Research presentation

Cultural History Workshop, University of Cambridge

​This paper examined the interaction of  culture and nationalist militancy, more specifically the intersection of the two in the context of the Long 1968 period in the West.

Theorists, in my experience, indulge a great deal in the speculation of what elements of culture dispose people (even predispose people) to violently advocate for secession from a given state. Debates about whether it is language, or religion, music or cuisine, literature or clothing, or any combination of these and other elements of ‘culture’ are what inevitably lead one group to feel so different from another that they believe that they must be governed by their own entity, are nine-tenths of what is to be read about nationalist groups. This is most particularly true for what are often defined as ‘ethno-nationalist groups’ i.e. groups who observers believe to be motivated by non-political and non-economic reasons in their quest for a new nation-state.

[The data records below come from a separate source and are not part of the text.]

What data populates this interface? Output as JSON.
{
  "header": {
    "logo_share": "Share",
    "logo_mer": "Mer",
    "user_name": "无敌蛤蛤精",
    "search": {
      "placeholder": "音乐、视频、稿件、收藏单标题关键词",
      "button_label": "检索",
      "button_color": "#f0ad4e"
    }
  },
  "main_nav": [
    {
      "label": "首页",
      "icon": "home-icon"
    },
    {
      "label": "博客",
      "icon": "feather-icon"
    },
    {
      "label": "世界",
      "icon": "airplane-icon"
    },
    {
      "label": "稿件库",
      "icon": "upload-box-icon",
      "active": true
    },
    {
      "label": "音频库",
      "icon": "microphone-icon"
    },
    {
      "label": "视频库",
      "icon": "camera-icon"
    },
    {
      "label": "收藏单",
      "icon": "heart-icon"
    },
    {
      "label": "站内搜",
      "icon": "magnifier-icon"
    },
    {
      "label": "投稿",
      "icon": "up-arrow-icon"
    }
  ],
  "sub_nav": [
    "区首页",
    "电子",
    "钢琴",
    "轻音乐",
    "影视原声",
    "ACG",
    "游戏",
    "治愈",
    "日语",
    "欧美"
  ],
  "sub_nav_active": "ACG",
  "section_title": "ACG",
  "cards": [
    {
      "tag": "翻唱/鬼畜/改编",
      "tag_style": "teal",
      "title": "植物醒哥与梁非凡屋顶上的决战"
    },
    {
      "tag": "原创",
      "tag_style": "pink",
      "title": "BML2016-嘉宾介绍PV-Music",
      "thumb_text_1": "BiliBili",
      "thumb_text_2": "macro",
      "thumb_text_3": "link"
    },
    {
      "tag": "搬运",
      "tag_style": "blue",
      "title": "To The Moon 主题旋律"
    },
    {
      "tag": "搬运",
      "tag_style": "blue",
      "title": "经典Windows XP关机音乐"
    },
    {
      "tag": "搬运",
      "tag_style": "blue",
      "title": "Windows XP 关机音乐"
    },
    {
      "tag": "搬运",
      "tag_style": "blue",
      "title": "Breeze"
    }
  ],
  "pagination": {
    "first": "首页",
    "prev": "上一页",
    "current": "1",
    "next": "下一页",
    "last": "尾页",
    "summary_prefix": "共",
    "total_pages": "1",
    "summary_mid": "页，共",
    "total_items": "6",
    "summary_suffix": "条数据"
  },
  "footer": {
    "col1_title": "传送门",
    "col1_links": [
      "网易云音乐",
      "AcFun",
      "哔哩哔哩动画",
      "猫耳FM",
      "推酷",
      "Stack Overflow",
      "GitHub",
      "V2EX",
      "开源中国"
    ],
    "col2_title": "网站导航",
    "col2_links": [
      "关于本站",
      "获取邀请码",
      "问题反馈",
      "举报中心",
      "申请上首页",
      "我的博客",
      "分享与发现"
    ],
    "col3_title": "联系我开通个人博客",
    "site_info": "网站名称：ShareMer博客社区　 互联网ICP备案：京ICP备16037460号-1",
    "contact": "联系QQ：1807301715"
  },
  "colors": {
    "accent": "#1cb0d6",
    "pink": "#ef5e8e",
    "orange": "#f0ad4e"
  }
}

​However, there is another element to militant separatists that has to do with culture, something not often explored: the internal culture of the groups themselves. While it is true that these nationalists devoted themselves to the preservation of what they believed to be an immutable national culture, their defence of that culture also led them to create their own institutional cultures that I find fascinating and enlightening, and which is shared in this paper.